### Activity
Copy every entry exactly as given, minus the images.

◇ ◇ ◇ ◇ ◇ ◇ ◇

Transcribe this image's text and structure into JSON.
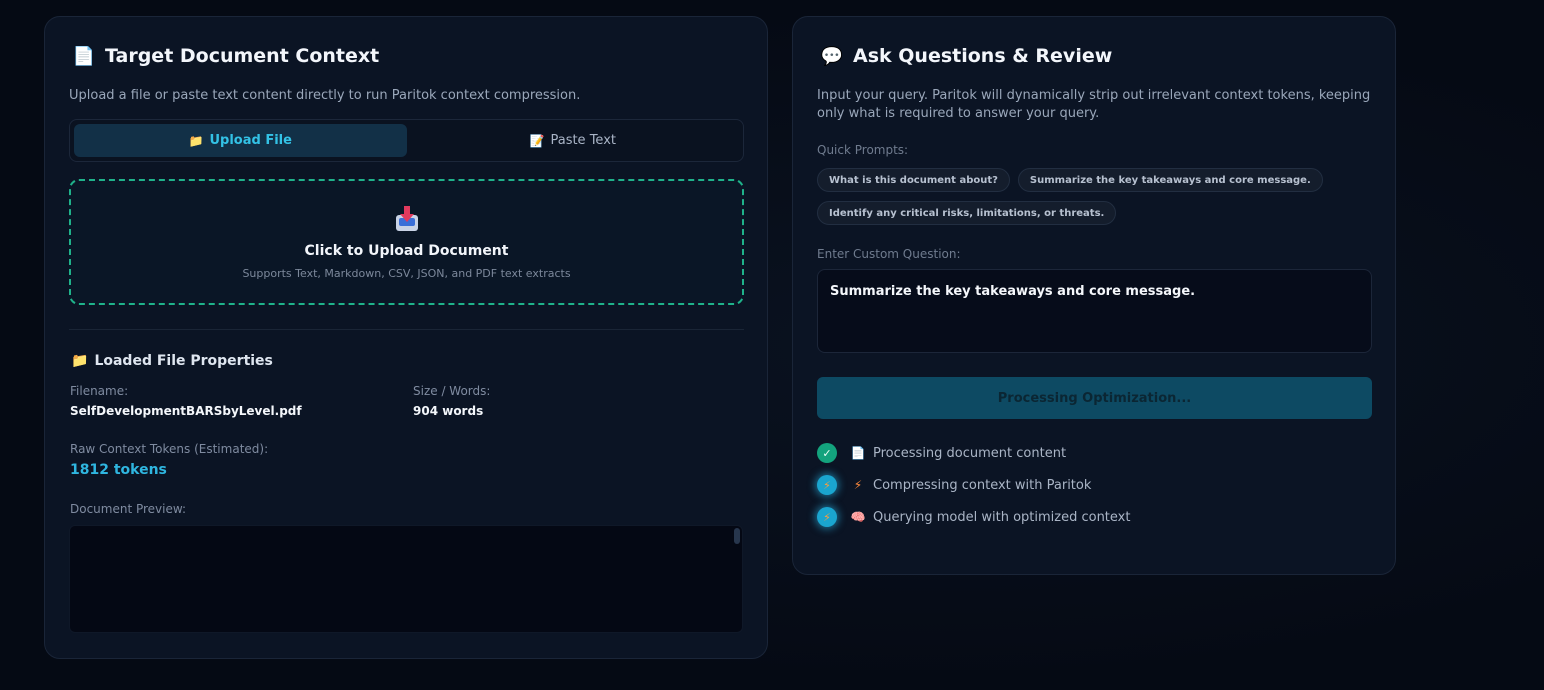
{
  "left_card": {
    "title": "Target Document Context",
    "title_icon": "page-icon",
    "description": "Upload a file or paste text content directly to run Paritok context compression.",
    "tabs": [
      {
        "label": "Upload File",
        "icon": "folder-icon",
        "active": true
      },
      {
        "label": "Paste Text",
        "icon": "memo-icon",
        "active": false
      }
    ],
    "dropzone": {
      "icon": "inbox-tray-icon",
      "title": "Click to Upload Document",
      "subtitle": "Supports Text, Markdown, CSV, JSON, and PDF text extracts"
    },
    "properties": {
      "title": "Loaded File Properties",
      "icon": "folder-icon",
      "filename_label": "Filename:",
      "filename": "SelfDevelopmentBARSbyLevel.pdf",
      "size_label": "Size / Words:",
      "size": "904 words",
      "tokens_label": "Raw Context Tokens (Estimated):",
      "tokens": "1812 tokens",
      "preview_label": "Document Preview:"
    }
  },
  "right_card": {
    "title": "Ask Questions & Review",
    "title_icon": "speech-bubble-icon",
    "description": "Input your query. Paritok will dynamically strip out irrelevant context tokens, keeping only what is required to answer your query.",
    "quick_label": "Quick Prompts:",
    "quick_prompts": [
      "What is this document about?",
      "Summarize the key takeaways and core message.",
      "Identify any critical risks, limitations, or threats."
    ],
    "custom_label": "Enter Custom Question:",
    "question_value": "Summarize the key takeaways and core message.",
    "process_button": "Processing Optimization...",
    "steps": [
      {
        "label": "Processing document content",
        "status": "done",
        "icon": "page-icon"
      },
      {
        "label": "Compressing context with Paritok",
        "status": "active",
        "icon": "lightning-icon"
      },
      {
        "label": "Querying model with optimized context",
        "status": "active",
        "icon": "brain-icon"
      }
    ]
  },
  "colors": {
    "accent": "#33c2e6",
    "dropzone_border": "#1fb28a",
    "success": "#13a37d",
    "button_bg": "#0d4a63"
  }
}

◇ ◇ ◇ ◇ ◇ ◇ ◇

### Task answer
Transcribe this image's text and structure into JSON.
{
  "left_card": {
    "title": "Target Document Context",
    "title_icon": "page-icon",
    "description": "Upload a file or paste text content directly to run Paritok context compression.",
    "tabs": [
      {
        "label": "Upload File",
        "icon": "folder-icon",
        "active": true
      },
      {
        "label": "Paste Text",
        "icon": "memo-icon",
        "active": false
      }
    ],
    "dropzone": {
      "icon": "inbox-tray-icon",
      "title": "Click to Upload Document",
      "subtitle": "Supports Text, Markdown, CSV, JSON, and PDF text extracts"
    },
    "properties": {
      "title": "Loaded File Properties",
      "icon": "folder-icon",
      "filename_label": "Filename:",
      "filename": "SelfDevelopmentBARSbyLevel.pdf",
      "size_label": "Size / Words:",
      "size": "904 words",
      "tokens_label": "Raw Context Tokens (Estimated):",
      "tokens": "1812 tokens",
      "preview_label": "Document Preview:"
    }
  },
  "right_card": {
    "title": "Ask Questions & Review",
    "title_icon": "speech-bubble-icon",
    "description": "Input your query. Paritok will dynamically strip out irrelevant context tokens, keeping only what is required to answer your query.",
    "quick_label": "Quick Prompts:",
    "quick_prompts": [
      "What is this document about?",
      "Summarize the key takeaways and core message.",
      "Identify any critical risks, limitations, or threats."
    ],
    "custom_label": "Enter Custom Question:",
    "question_value": "Summarize the key takeaways and core message.",
    "process_button": "Processing Optimization...",
    "steps": [
      {
        "label": "Processing document content",
        "status": "done",
        "icon": "page-icon"
      },
      {
        "label": "Compressing context with Paritok",
        "status": "active",
        "icon": "lightning-icon"
      },
      {
        "label": "Querying model with optimized context",
        "status": "active",
        "icon": "brain-icon"
      }
    ]
  },
  "colors": {
    "accent": "#33c2e6",
    "dropzone_border": "#1fb28a",
    "success": "#13a37d",
    "button_bg": "#0d4a63"
  }
}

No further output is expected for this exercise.